> **The problem**: Could you return the data below exactly as it appears?

> **Dataset content**:

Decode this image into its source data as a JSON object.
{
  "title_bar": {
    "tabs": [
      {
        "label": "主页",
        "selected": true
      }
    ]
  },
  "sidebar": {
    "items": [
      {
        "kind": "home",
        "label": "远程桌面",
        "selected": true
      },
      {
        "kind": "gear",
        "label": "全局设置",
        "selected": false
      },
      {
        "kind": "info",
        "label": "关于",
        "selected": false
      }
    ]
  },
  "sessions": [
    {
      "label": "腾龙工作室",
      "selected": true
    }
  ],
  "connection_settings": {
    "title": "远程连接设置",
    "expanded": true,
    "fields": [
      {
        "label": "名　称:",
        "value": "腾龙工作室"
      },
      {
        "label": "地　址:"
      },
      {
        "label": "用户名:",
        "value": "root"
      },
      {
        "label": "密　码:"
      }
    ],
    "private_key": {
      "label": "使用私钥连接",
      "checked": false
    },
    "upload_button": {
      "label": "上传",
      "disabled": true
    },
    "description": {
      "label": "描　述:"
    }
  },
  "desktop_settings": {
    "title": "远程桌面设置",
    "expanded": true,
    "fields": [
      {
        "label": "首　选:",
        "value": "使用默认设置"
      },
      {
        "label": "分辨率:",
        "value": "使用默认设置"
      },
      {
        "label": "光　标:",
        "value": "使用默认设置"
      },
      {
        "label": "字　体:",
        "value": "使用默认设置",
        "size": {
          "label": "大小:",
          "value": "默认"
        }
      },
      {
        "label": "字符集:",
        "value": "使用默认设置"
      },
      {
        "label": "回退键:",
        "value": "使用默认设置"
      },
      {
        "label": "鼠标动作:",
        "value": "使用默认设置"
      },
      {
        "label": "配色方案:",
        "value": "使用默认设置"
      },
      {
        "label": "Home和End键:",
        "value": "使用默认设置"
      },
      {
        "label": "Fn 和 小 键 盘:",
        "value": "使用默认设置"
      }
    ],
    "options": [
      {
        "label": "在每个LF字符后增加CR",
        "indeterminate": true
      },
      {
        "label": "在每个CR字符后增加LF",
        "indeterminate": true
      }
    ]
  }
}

> **Reply**:
Decode this image into its source data as a JSON object.
{
  "title_bar": {
    "tabs": [
      {
        "label": "主页",
        "selected": true
      }
    ]
  },
  "sidebar": {
    "items": [
      {
        "kind": "home",
        "label": "远程桌面",
        "selected": true
      },
      {
        "kind": "gear",
        "label": "全局设置",
        "selected": false
      },
      {
        "kind": "info",
        "label": "关于",
        "selected": false
      }
    ]
  },
  "sessions": [
    {
      "label": "腾龙工作室",
      "selected": true
    }
  ],
  "connection_settings": {
    "title": "远程连接设置",
    "expanded": true,
    "fields": [
      {
        "label": "名　称:",
        "value": "腾龙工作室"
      },
      {
        "label": "地　址:"
      },
      {
        "label": "用户名:",
        "value": "root"
      },
      {
        "label": "密　码:"
      }
    ],
    "private_key": {
      "label": "使用私钥连接",
      "checked": false
    },
    "upload_button": {
      "label": "上传",
      "disabled": true
    },
    "description": {
      "label": "描　述:"
    }
  },
  "desktop_settings": {
    "title": "远程桌面设置",
    "expanded": true,
    "fields": [
      {
        "label": "首　选:",
        "value": "使用默认设置"
      },
      {
        "label": "分辨率:",
        "value": "使用默认设置"
      },
      {
        "label": "光　标:",
        "value": "使用默认设置"
      },
      {
        "label": "字　体:",
        "value": "使用默认设置",
        "size": {
          "label": "大小:",
          "value": "默认"
        }
      },
      {
        "label": "字符集:",
        "value": "使用默认设置"
      },
      {
        "label": "回退键:",
        "value": "使用默认设置"
      },
      {
        "label": "鼠标动作:",
        "value": "使用默认设置"
      },
      {
        "label": "配色方案:",
        "value": "使用默认设置"
      },
      {
        "label": "Home和End键:",
        "value": "使用默认设置"
      },
      {
        "label": "Fn 和 小 键 盘:",
        "value": "使用默认设置"
      }
    ],
    "options": [
      {
        "label": "在每个LF字符后增加CR",
        "indeterminate": true
      },
      {
        "label": "在每个CR字符后增加LF",
        "indeterminate": true
      }
    ]
  }
}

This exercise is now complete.